George, who is also president of gaming and lottery company Supreme Ventures Limited, says that in order to push back against the debanking of gaming companies, the regulator must be seen as a strict enforcer and the operators as staunchly compliant.

He urged his peers to go well beyond the 'Know Your Customer' requirements mandated by anti-money laundering laws to "knowing your customer's customers" and how their source of funds impacts the business.

"I did not feel that everyone took the same level of urgency and understood the large implications to the industry of the issue of compliance," the JGA chairman said.
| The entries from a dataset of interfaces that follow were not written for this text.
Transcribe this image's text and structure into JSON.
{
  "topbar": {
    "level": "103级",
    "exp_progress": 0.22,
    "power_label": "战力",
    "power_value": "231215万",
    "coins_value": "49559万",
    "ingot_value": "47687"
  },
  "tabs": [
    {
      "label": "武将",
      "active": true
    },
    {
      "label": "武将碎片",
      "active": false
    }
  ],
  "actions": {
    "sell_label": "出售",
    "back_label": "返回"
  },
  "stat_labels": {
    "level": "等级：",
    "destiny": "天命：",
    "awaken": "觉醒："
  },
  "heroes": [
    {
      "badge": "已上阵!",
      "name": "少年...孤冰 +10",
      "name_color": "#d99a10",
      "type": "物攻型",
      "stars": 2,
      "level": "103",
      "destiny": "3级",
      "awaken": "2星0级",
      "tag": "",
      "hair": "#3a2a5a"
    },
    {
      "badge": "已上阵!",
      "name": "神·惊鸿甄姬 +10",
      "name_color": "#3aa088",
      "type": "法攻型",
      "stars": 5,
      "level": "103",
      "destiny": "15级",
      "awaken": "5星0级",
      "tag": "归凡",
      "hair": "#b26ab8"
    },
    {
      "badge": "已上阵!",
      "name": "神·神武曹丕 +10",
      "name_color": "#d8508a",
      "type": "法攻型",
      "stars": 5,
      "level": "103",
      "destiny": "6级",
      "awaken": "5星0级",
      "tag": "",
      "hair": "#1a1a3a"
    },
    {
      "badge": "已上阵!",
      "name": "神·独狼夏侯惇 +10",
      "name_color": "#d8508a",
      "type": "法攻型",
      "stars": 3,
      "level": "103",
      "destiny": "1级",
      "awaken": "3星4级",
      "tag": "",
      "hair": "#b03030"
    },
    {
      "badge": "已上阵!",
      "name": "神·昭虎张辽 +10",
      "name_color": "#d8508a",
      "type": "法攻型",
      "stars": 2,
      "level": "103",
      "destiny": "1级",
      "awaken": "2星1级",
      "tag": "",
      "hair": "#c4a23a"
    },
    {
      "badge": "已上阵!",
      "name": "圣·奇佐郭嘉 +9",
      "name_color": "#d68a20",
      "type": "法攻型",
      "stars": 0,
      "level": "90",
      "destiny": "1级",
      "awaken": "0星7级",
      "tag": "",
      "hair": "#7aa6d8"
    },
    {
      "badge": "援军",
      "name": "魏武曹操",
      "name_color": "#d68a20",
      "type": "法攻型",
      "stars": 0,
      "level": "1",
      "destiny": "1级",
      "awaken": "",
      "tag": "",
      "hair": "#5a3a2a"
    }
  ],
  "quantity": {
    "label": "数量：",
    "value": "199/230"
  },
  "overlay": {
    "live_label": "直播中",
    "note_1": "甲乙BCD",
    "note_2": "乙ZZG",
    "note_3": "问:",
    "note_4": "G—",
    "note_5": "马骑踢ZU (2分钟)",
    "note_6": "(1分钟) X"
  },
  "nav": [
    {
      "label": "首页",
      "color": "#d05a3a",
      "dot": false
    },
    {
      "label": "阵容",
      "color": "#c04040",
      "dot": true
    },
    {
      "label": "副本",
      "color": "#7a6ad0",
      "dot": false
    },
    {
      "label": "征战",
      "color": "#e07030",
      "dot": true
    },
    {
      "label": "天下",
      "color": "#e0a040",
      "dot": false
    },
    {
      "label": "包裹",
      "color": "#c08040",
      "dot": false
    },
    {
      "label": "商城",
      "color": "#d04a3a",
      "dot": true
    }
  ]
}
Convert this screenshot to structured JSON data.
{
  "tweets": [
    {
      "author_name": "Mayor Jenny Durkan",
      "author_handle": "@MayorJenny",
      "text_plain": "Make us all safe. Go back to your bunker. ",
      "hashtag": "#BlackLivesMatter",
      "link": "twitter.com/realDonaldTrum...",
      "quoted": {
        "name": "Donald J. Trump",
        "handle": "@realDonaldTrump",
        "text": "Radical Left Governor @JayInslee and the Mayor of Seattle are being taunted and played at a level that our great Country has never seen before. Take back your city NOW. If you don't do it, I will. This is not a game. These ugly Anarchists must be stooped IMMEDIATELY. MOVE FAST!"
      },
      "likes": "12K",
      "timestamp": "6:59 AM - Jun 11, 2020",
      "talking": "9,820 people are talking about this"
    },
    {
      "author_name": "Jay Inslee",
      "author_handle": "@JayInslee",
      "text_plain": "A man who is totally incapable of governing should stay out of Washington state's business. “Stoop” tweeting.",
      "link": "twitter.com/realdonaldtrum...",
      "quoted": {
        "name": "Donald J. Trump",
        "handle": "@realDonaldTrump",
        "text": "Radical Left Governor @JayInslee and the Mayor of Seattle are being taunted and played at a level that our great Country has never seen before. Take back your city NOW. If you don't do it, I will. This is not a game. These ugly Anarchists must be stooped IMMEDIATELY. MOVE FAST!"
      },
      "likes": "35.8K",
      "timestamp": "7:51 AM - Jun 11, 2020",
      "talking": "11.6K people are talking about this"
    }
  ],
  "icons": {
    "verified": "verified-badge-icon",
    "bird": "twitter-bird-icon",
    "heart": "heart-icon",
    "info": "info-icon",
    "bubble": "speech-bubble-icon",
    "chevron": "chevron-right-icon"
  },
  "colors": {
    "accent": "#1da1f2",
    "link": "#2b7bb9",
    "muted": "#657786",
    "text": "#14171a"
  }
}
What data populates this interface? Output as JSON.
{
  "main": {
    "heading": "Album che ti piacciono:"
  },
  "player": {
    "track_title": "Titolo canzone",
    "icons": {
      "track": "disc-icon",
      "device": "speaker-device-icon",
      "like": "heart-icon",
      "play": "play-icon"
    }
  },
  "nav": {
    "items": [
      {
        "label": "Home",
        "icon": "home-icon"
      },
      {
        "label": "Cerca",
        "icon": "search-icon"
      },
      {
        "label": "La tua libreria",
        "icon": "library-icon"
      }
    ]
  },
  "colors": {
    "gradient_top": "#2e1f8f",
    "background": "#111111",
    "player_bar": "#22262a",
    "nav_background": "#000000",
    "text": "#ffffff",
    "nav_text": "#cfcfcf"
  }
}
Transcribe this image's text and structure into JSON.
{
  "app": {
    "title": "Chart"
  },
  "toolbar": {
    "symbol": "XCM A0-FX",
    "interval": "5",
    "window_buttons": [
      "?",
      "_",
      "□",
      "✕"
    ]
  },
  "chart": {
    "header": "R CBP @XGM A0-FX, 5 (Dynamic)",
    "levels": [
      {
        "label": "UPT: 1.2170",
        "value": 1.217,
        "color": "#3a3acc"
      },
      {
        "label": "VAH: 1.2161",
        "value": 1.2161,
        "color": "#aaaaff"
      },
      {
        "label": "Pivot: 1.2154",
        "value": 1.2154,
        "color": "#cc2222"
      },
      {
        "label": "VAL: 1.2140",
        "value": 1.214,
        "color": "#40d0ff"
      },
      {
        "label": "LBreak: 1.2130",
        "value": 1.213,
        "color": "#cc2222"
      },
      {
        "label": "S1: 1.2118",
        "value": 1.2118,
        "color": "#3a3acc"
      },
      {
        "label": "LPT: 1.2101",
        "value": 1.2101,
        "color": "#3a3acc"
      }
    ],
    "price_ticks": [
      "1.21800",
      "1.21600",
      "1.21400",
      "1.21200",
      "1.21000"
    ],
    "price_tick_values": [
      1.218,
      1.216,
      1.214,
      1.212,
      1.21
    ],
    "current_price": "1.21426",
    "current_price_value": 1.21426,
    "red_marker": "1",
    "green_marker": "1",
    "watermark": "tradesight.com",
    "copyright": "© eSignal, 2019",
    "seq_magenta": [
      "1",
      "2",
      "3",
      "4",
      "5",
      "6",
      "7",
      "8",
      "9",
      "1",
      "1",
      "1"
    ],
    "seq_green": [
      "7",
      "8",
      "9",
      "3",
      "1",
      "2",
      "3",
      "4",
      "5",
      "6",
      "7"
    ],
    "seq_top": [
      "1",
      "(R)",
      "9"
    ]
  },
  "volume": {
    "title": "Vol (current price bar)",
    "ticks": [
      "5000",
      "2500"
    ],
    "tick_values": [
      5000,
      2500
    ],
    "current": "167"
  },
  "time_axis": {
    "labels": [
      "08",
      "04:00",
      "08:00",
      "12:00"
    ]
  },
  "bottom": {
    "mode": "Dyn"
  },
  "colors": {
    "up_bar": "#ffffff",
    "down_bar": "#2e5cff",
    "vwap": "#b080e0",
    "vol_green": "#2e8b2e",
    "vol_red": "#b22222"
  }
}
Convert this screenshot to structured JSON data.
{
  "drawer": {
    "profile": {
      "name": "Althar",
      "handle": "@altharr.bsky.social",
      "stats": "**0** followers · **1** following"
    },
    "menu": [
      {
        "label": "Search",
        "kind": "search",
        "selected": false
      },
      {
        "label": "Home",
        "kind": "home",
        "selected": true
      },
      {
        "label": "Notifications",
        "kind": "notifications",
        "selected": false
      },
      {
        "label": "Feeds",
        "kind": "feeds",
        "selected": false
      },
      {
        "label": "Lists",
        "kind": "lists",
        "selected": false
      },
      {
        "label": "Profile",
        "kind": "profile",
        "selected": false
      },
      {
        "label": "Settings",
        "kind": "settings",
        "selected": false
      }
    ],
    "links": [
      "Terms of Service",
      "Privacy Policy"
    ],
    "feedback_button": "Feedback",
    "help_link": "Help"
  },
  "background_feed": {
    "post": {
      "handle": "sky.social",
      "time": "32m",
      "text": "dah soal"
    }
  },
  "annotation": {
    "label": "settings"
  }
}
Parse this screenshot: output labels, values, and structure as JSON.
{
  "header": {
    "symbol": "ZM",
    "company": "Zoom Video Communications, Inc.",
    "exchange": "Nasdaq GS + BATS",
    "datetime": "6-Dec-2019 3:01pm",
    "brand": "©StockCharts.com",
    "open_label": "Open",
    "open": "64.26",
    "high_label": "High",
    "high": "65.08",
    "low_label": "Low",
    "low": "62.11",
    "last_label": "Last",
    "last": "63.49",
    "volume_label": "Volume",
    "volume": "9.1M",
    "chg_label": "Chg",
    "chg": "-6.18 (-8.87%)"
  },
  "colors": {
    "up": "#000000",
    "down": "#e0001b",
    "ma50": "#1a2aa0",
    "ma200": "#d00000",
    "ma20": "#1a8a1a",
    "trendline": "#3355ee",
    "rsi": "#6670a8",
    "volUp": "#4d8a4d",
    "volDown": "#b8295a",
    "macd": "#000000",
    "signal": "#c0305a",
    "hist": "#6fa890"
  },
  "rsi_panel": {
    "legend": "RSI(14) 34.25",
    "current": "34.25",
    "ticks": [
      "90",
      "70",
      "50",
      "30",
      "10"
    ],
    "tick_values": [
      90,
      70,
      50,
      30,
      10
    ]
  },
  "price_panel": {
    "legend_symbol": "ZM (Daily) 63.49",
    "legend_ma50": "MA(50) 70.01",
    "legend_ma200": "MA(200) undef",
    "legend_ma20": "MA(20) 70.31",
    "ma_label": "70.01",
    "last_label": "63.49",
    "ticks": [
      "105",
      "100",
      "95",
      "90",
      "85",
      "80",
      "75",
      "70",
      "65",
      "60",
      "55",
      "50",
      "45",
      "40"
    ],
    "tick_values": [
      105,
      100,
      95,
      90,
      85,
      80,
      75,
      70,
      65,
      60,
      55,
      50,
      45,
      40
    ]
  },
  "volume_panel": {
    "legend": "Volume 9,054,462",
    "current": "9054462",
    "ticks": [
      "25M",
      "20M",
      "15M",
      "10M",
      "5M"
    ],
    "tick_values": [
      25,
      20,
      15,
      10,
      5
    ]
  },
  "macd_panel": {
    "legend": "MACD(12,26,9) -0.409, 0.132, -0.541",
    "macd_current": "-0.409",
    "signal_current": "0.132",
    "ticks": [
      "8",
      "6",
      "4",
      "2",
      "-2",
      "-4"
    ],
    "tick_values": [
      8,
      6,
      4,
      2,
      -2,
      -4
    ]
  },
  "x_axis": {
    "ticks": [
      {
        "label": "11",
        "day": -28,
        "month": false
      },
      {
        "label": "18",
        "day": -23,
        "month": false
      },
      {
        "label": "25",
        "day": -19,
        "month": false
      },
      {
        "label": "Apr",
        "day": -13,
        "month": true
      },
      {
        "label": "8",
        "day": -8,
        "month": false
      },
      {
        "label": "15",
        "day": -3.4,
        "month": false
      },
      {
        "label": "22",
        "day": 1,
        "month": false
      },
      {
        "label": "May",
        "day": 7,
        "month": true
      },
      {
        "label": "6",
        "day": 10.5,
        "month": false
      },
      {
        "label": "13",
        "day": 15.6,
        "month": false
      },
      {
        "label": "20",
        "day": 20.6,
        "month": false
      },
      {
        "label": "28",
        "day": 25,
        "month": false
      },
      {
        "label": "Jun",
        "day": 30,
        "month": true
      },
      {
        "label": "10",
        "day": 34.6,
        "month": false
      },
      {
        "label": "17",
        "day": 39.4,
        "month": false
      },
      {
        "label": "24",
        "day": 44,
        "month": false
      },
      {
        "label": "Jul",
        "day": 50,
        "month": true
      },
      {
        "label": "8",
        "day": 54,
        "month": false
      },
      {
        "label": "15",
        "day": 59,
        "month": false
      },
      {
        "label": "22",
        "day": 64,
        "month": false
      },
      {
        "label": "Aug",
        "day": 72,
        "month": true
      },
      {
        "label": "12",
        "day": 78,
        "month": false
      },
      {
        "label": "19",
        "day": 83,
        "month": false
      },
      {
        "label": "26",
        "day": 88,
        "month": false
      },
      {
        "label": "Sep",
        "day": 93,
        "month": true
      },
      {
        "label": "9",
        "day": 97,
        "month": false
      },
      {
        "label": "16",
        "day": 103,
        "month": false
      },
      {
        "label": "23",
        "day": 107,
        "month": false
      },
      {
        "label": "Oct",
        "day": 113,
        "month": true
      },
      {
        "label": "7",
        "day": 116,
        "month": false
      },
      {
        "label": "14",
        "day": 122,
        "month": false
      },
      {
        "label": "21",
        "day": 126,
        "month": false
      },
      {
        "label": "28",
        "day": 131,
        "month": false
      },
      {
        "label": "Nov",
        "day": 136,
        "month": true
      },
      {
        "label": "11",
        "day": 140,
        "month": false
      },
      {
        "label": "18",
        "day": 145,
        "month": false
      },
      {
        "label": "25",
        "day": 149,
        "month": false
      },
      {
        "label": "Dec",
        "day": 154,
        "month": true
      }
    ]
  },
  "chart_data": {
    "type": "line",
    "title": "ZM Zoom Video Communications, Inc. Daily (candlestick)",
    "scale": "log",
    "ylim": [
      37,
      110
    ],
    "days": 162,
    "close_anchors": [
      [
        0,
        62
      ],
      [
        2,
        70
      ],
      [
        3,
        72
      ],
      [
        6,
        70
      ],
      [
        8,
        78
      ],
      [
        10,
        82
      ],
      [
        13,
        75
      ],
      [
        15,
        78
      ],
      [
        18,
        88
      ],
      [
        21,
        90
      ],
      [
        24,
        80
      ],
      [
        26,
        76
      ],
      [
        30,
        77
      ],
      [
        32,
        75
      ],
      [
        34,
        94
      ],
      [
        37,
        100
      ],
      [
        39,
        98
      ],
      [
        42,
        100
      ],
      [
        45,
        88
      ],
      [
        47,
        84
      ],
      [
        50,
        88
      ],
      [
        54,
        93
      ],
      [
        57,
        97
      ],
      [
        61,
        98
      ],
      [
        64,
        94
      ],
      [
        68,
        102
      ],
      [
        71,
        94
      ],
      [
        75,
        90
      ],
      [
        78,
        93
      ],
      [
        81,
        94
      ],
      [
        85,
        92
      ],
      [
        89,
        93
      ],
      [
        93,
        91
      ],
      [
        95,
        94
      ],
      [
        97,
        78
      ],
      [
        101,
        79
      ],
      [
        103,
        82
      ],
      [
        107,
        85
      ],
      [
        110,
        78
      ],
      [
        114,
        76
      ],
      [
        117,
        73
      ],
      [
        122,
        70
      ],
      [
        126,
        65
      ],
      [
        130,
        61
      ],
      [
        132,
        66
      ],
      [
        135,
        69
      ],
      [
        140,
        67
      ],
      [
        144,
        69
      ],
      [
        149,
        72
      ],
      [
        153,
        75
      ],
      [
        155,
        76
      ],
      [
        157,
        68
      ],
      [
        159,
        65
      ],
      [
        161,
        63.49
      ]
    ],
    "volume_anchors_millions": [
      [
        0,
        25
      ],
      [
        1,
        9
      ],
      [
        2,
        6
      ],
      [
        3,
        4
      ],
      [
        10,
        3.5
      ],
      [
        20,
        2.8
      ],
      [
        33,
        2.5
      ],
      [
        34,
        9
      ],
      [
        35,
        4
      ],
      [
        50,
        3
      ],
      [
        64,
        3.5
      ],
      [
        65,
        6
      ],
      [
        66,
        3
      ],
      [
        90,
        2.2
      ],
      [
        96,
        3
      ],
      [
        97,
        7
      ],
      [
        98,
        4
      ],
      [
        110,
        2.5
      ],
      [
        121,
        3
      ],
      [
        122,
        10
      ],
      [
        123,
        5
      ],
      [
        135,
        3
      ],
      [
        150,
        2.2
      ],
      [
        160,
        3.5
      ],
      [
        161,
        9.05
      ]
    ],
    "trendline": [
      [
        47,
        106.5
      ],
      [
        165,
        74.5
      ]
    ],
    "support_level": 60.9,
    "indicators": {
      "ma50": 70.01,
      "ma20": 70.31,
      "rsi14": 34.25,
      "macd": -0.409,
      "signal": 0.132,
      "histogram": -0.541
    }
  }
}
A compliant sector is the only way the Jamaican Government will be able to lobby effectively for the group in talks related to correspondent banking challenges with local and international banks, George reasoned.

Not strict enough

His comments built on his address to the gaming summit last week, where the JGA chairman was critical of the BGLC for not being strict enough with gaming companies.

"The regulator has not done a good job of having the level concrete discussion to make sure we know where we are heading and what the issues are," George told the conference.

"Gone are the days when the BGLC, because of their desire to facilitate the growth of the industry, can allow things to slip ... though their intentions are noble," he said.

Macau opened its doors in 2012 and had been banking with Scotiabank since inception, the managers said, and were not expecting to be turfed by the Canada-owned bank. Scotia Group Jamaica was reached but had not commented up to press time.

Macau has since found another banker but is decrying the wave of challenges affecting local lounges, which do heavy money transactions.

"We were basically advised that they weren't comfortable with us and our policies," Mignott said, while noting that Macau was in compliance with industry regulations overseen by the Betting, Gaming and Lotteries Commission.

Another gaming operator told the Financial Gleaner that their challenge rests with the limits on the amount of cash they can lodge to their bank account, saying their intake sometimes exceeds the regulatory cap.

BGLC director of legal services, Karla Small Dwyer, said the regulatory agency has received anecdotal reports of bank account closures within the gaming sector "and we know that this is going to be a continuing issue".

"We have been getting reports from the licensees - if their accounts haven't been closed, they are having other challenges," added acting executive director of the BGLC, Carole Martinez-Johnson.

Strengthen money-laundering policies

Gaming operators have reported challenges maintaining accounts "just to pay regular bills," Martinez-Johnson said.

The regulator is urging operators to ensure their anti-money laundering policies are robust and in effect, and vetted by the BGLC.

"They need to work earnestly because if they can demonstrate that they are putting in the right infrastructure, the pushback from the banks might be a little less," said Martinez-Johnson.

The BGLC previously set a September month-end deadline, today, for gaming lounges to be audited.

With banks themselves needing to ensure they are compliant with anti-money laundering policies, Martinez-Johnson noted the all-encompassing negative effect of de-risking, saying the banks themselves are losing customers.

The onus is therefore on everyone to be compliant for the benefit of the overall financial sector, she said.

"In the long run, it will actually work for them (the lounges). It's really a culture change for them, and policies they have to put in place will benefit their organisation in the end," added Dwyer, the legal director.

Jamaica has been experiencing fallout from de-risking from around 2011 when local banks began shedding relations with money-services businesses to allay concerns of their foreign correspondent banking partners worried about exposure to money laundering.

Jamaica and its Caricom neighbours are tackling the issue on their own and as a bloc.

There is little indication that their outreach is holding sway.

"I have suggested to those larger overseas institutions who are heading in an exuberant way to de-risk - and in some cases, in a blind way - that the real risk is that we could end up having our economy grow even more informal," Minister Shaw said at the summit.